The original story had some legs because Lt. Walter Haut, the public relations officer for the Roswell AAF Base, sent out the following press release:
The many rumors regarding the flying disc became a reality yesterday when the intelligence office of the 509th Bomb Group of the Eighth Air Force, Roswell Army Air Field, was fortunate enough to gain possession of a disc through the co-operation of one of the local ranchers and the Sheriff's office of Chaves County.
The flying object landed on a ranch near Roswell sometime last week. Not having phone action, the rancher stored the disc until such time as he was able to contact the Sheriff's office, who in turn notified Major Jesse A. Marcel, of the 509th Bomb Group Intelligence office.
Action was immediately taken and the disc was picked up at the rancher's home. It was inspected at the Roswell Army Air Field and subsequently loaned by Major Marcel to higher headquarters."
A few days later, the military changed its story, saying it had recovered an errant weather balloon.
About 12 years ago, the military 'fessed up that there had been a cover-up: The wreckage was from an atomic spying balloon which was part of Project Mogul.
That hardly dissuaded the folks who knew the truth was out there.

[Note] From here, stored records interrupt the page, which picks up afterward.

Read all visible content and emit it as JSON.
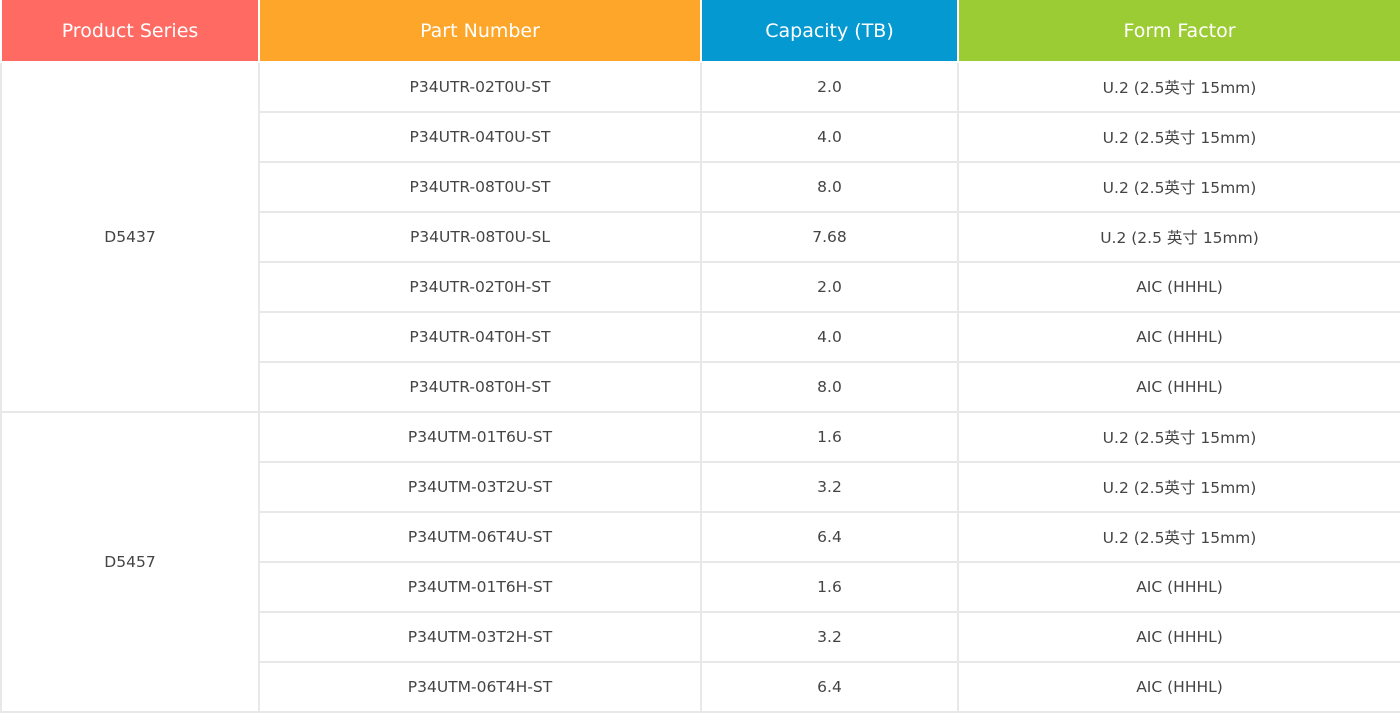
{
  "header": {
    "columns": [
      {
        "label": "Product Series",
        "color": "#ff6b63"
      },
      {
        "label": "Part Number",
        "color": "#fda62a"
      },
      {
        "label": "Capacity (TB)",
        "color": "#0599d2"
      },
      {
        "label": "Form Factor",
        "color": "#9ccc34"
      }
    ]
  },
  "groups": [
    {
      "series": "D5437",
      "rows": [
        {
          "part": "P34UTR-02T0U-ST",
          "capacity": "2.0",
          "form": "U.2 (2.5英寸 15mm)"
        },
        {
          "part": "P34UTR-04T0U-ST",
          "capacity": "4.0",
          "form": "U.2 (2.5英寸 15mm)"
        },
        {
          "part": "P34UTR-08T0U-ST",
          "capacity": "8.0",
          "form": "U.2 (2.5英寸 15mm)"
        },
        {
          "part": "P34UTR-08T0U-SL",
          "capacity": "7.68",
          "form": "U.2 (2.5 英寸 15mm)"
        },
        {
          "part": "P34UTR-02T0H-ST",
          "capacity": "2.0",
          "form": "AIC (HHHL)"
        },
        {
          "part": "P34UTR-04T0H-ST",
          "capacity": "4.0",
          "form": "AIC (HHHL)"
        },
        {
          "part": "P34UTR-08T0H-ST",
          "capacity": "8.0",
          "form": "AIC (HHHL)"
        }
      ]
    },
    {
      "series": "D5457",
      "rows": [
        {
          "part": "P34UTM-01T6U-ST",
          "capacity": "1.6",
          "form": "U.2 (2.5英寸 15mm)"
        },
        {
          "part": "P34UTM-03T2U-ST",
          "capacity": "3.2",
          "form": "U.2 (2.5英寸 15mm)"
        },
        {
          "part": "P34UTM-06T4U-ST",
          "capacity": "6.4",
          "form": "U.2 (2.5英寸 15mm)"
        },
        {
          "part": "P34UTM-01T6H-ST",
          "capacity": "1.6",
          "form": "AIC (HHHL)"
        },
        {
          "part": "P34UTM-03T2H-ST",
          "capacity": "3.2",
          "form": "AIC (HHHL)"
        },
        {
          "part": "P34UTM-06T4H-ST",
          "capacity": "6.4",
          "form": "AIC (HHHL)"
        }
      ]
    }
  ]
}
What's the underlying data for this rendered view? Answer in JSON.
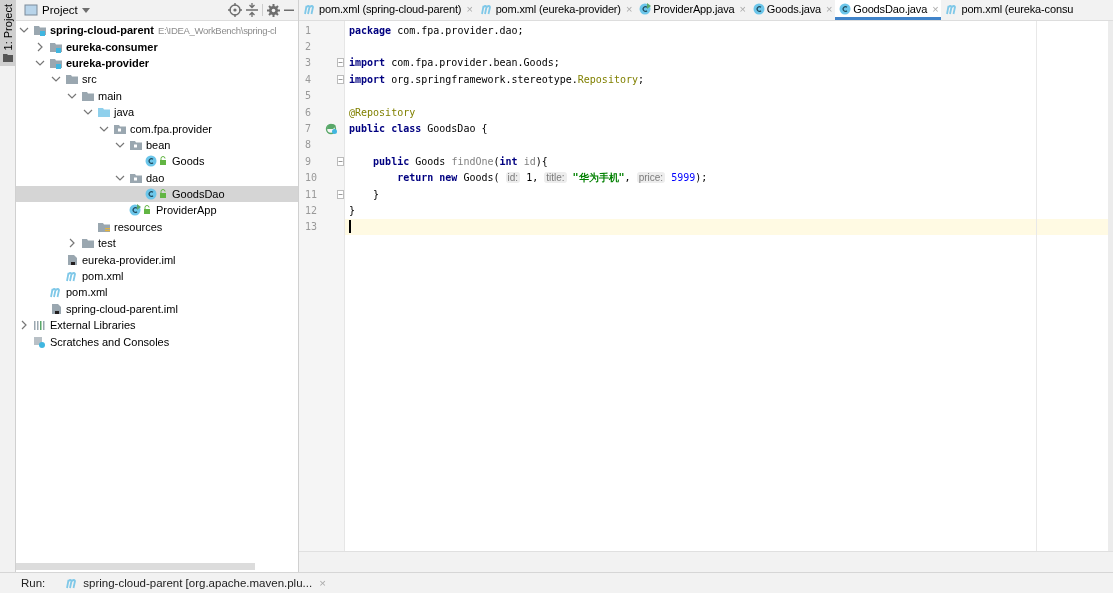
{
  "tool_stripe": {
    "label": "1: Project"
  },
  "project_panel": {
    "title": "Project",
    "tree": [
      {
        "kind": "module",
        "label": "spring-cloud-parent",
        "path": "E:\\IDEA_WorkBench\\spring-cl",
        "expanded": true,
        "selected": false,
        "children": [
          {
            "kind": "module",
            "label": "eureka-consumer",
            "expanded": false,
            "selected": false
          },
          {
            "kind": "module",
            "label": "eureka-provider",
            "expanded": true,
            "selected": false,
            "children": [
              {
                "kind": "folder",
                "label": "src",
                "expanded": true,
                "selected": false,
                "children": [
                  {
                    "kind": "folder",
                    "label": "main",
                    "expanded": true,
                    "selected": false,
                    "children": [
                      {
                        "kind": "source",
                        "label": "java",
                        "expanded": true,
                        "selected": false,
                        "children": [
                          {
                            "kind": "package",
                            "label": "com.fpa.provider",
                            "expanded": true,
                            "selected": false,
                            "children": [
                              {
                                "kind": "package",
                                "label": "bean",
                                "expanded": true,
                                "selected": false,
                                "children": [
                                  {
                                    "kind": "class",
                                    "label": "Goods",
                                    "selected": false
                                  }
                                ]
                              },
                              {
                                "kind": "package",
                                "label": "dao",
                                "expanded": true,
                                "selected": false,
                                "children": [
                                  {
                                    "kind": "class",
                                    "label": "GoodsDao",
                                    "selected": true
                                  }
                                ]
                              },
                              {
                                "kind": "spring",
                                "label": "ProviderApp",
                                "selected": false
                              }
                            ]
                          }
                        ]
                      },
                      {
                        "kind": "resources",
                        "label": "resources",
                        "selected": false
                      }
                    ]
                  },
                  {
                    "kind": "folder",
                    "label": "test",
                    "expanded": false,
                    "selected": false
                  }
                ]
              },
              {
                "kind": "iml",
                "label": "eureka-provider.iml",
                "selected": false
              },
              {
                "kind": "maven",
                "label": "pom.xml",
                "selected": false
              }
            ]
          },
          {
            "kind": "maven",
            "label": "pom.xml",
            "selected": false
          },
          {
            "kind": "iml",
            "label": "spring-cloud-parent.iml",
            "selected": false
          }
        ]
      },
      {
        "kind": "libraries",
        "label": "External Libraries",
        "expanded": false,
        "selected": false
      },
      {
        "kind": "scratches",
        "label": "Scratches and Consoles",
        "selected": false
      }
    ]
  },
  "editor": {
    "tabs": [
      {
        "kind": "maven",
        "label": "pom.xml (spring-cloud-parent)",
        "close": "×",
        "selected": false
      },
      {
        "kind": "maven",
        "label": "pom.xml (eureka-provider)",
        "close": "×",
        "selected": false
      },
      {
        "kind": "spring",
        "label": "ProviderApp.java",
        "close": "×",
        "selected": false
      },
      {
        "kind": "class",
        "label": "Goods.java",
        "close": "×",
        "selected": false
      },
      {
        "kind": "class",
        "label": "GoodsDao.java",
        "close": "×",
        "selected": true
      },
      {
        "kind": "maven",
        "label": "pom.xml (eureka-consu",
        "selected": false
      }
    ],
    "lines": [
      {
        "number": "1",
        "kind": "plain",
        "fold": false,
        "current": false,
        "tokens": [
          {
            "kind": "keyword",
            "text": "package"
          },
          {
            "kind": "plain",
            "text": " com.fpa.provider.dao;"
          }
        ]
      },
      {
        "number": "2",
        "kind": "plain",
        "fold": false,
        "current": false
      },
      {
        "number": "3",
        "kind": "plain",
        "fold": true,
        "current": false,
        "tokens": [
          {
            "kind": "keyword",
            "text": "import"
          },
          {
            "kind": "plain",
            "text": " com.fpa.provider.bean.Goods;"
          }
        ]
      },
      {
        "number": "4",
        "kind": "plain",
        "fold": true,
        "current": false,
        "tokens": [
          {
            "kind": "keyword",
            "text": "import"
          },
          {
            "kind": "plain",
            "text": " org.springframework.stereotype."
          },
          {
            "kind": "annotation",
            "text": "Repository"
          },
          {
            "kind": "plain",
            "text": ";"
          }
        ]
      },
      {
        "number": "5",
        "kind": "plain",
        "fold": false,
        "current": false
      },
      {
        "number": "6",
        "kind": "plain",
        "fold": false,
        "current": false,
        "tokens": [
          {
            "kind": "annotation",
            "text": "@Repository"
          }
        ]
      },
      {
        "number": "7",
        "kind": "bean",
        "fold": false,
        "current": false,
        "tokens": [
          {
            "kind": "keyword",
            "text": "public class"
          },
          {
            "kind": "plain",
            "text": " GoodsDao {"
          }
        ]
      },
      {
        "number": "8",
        "kind": "plain",
        "fold": false,
        "current": false
      },
      {
        "number": "9",
        "kind": "plain",
        "fold": true,
        "current": false,
        "tokens": [
          {
            "kind": "keyword",
            "text": "    public"
          },
          {
            "kind": "plain",
            "text": " Goods "
          },
          {
            "kind": "unused",
            "text": "findOne"
          },
          {
            "kind": "plain",
            "text": "("
          },
          {
            "kind": "keyword",
            "text": "int"
          },
          {
            "kind": "unused",
            "text": " id"
          },
          {
            "kind": "plain",
            "text": "){"
          }
        ]
      },
      {
        "number": "10",
        "kind": "plain",
        "fold": false,
        "current": false,
        "tokens": [
          {
            "kind": "keyword",
            "text": "        return new"
          },
          {
            "kind": "plain",
            "text": " Goods( "
          },
          {
            "kind": "hint",
            "text": "id:"
          },
          {
            "kind": "plain",
            "text": " 1, "
          },
          {
            "kind": "hint",
            "text": "title:"
          },
          {
            "kind": "string",
            "text": " \"华为手机\""
          },
          {
            "kind": "plain",
            "text": ", "
          },
          {
            "kind": "hint",
            "text": "price:"
          },
          {
            "kind": "number",
            "text": " 5999"
          },
          {
            "kind": "plain",
            "text": ");"
          }
        ]
      },
      {
        "number": "11",
        "kind": "plain",
        "fold": true,
        "current": false,
        "tokens": [
          {
            "kind": "plain",
            "text": "    }"
          }
        ]
      },
      {
        "number": "12",
        "kind": "plain",
        "fold": false,
        "current": false,
        "tokens": [
          {
            "kind": "plain",
            "text": "}"
          }
        ]
      },
      {
        "number": "13",
        "kind": "plain",
        "fold": false,
        "current": true
      }
    ]
  },
  "run_bar": {
    "label": "Run:",
    "tab": {
      "kind": "maven",
      "label": "spring-cloud-parent [org.apache.maven.plu...",
      "close": "×"
    }
  }
}
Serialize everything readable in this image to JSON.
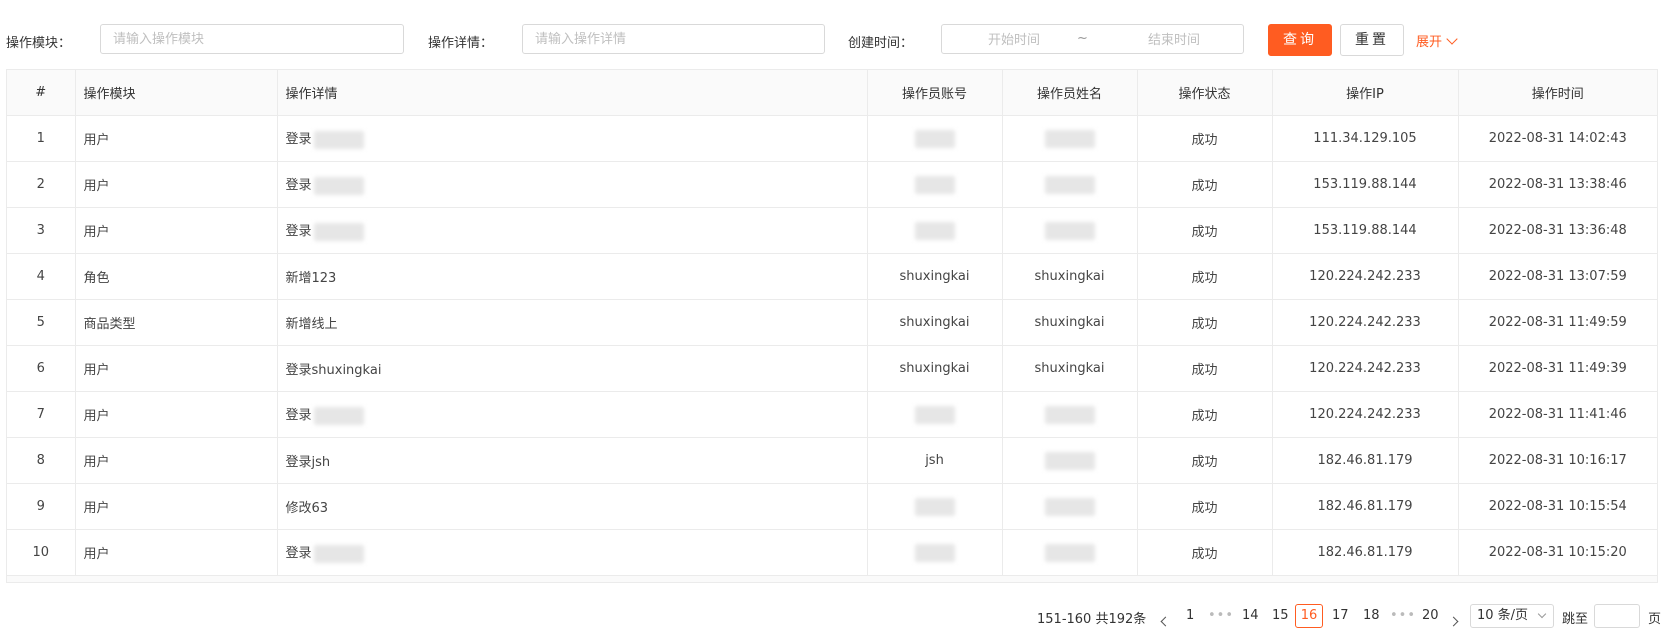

They said it was just another Big Lie.
I met Haut some 12 years ago, at the first Roswell Encounter in 1994. He was a heck of a nice guy, and one of the founders of the Roswell International UFO Museum and Research Center.
Back then, Roswell was just beginning to embrace its reputation as hallowed ground in the UFO community. The city fathers had transformed their normal Fourth of July activities into the Roswell Encounter; instead of a soapbox derby, kids built UFOs. In the place of a fun run, they had an alien chase. Rather than dressing up as our nation's forefathers, the kids put on alien makeup. It was a great weekend.
At the time, Haut told me he had never seen a UFO, though he did believe they existed. I can't say I buy his deathbed confession, which strikes me as an effort to boost the Roswell legend. Or maybe Walter convinced himself that he really did handle saucer wreckage.
That said, if you're in the neighborhood, you should pop into Roswell. There's still time to drive out for this year's Roswalien Experience 2007, which starts on Thursday, July 5. It's a heck of a fun time and the last time I was in the museum, it was filled with evidence--if, by evidence, you mean drawings and Hollywood props.